  4. Mark J

    A Twisted Form

    So this turns out to be an interesting problem. And I just gotta stop and say, I hate interesting problems. I mean if you're gonna have a problem couldn't it be just a boring I've solved this a hundred times problem? No, it's gotta be "interesting". So the stack has developed a rocker bottom. I don't know if this is because the tips of the stars have had some upward stress in the jig and this is a cumulative result, or if this might be that the glue layer is somehow thicker in the body of the star than the arms, but there is just enough curvature that I can't really get the next star to make good contact along all four arms regardless of the pins.
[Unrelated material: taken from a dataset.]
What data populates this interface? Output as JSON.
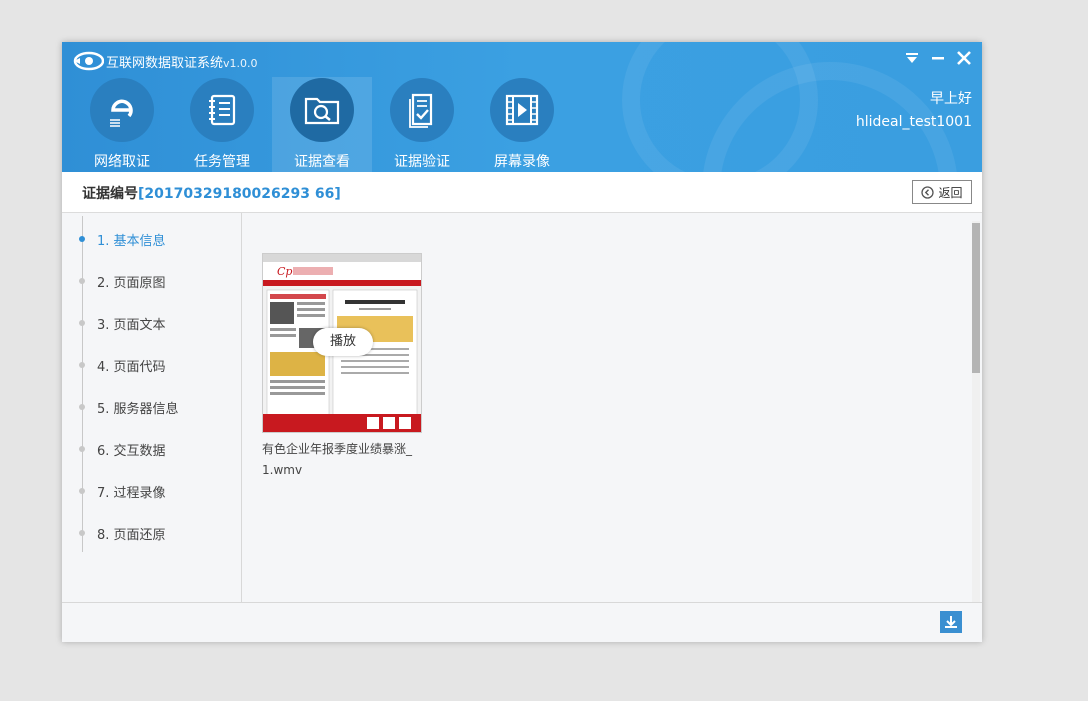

Not sure how to address this issue so I'm going to let the glue up sit for a bit while I think. I wish I had a thickness planer (but I don't), assuming the top is flat I could just shave off a little from the bottom and return to flat. I could probably find a club member who could help me. I could place a thin shim under each arm, but I would probably have to abandon the alignment pins. Any thoughts?
  5. Mark J

    Used SawStop

    So I keep telling myself.
  6. Mark J

    A Twisted Form

    Well if it makes you feel better we've left that number behind. 56. Only 42 more to go. Apparently I was delusional, I thought this glue up would take a week or so, but in reality on a good day I'm getting 5 or 6 stars glued up. I am a little concerned that some of the stars may not be adequately bonded. The problem is with that tiny bit of swelling the veneer does when wet with glue. The tip of the star on one end always overrides the pins. Up til now that has not been a significant problem as the press forced the layers together. Now the growing block has become so thick as to resist the clamps and leave a significant gap. Whether or not this matters will depend on whether this section ends up being turned away or remains part of the final design, but I'm going to have to inspect for these and try to get some adhesive in there (hence the question about low viscosity epoxy in "Finishes"). I am going to start nipping the tips off with a knife to make sure the block lays flat against the next star.
  7. Mark J

    Used SawStop

    I hired a moving company today. I found a local outfit much cheaper than 2 Men and a Truck. I should have it out this Friday. As an added benefit I think they will set the thing down in the mobile base at my shop so I won't have to figure out how to lift it in. Don't get me wrong. There's nothing wrong with the suggestions, but there's a difference to what I will do in my house or a buddies house and what I can do at a stranger's house.
  8. Mark J

    Thin Epoxy Adhesive

    I have the watery CA glue, but CA tends to be brittle and may not be able to stand up to the shock of being turned. So epoxy can be diluted with acetone, but it will diminish the strength.
  9. Mark J

    Thin Epoxy Adhesive

    Thin enough to force through a 20 gauge needle, you think?
  10. Mark J

    Thin Epoxy Adhesive

    Is there such a thing as low viscosity epoxy adhesive? I would be interested in something watery.
  11. Mark J

    Clamp

    Or it may be a component of a larger apparatus.
  12. Mark J

    Just bought a little lathe...

    Yeah, there's no "what not" to buy in turning. It's all "what".
  13. Mark J

    A Twisted Form

    A lot of distractions these last few days, but I'm up to
  14. Mark J

    Just bought a little lathe...

    Actually I was thinking a wind tunnel.
  15. Mark J

    Used SawStop

    Thanks for that thought. Don't give up on the stair climber entirely. It did move the drill press and the cast iron top after all. But it turns out that besides weight, the center of gravity of the load and slope of the stairs are factors.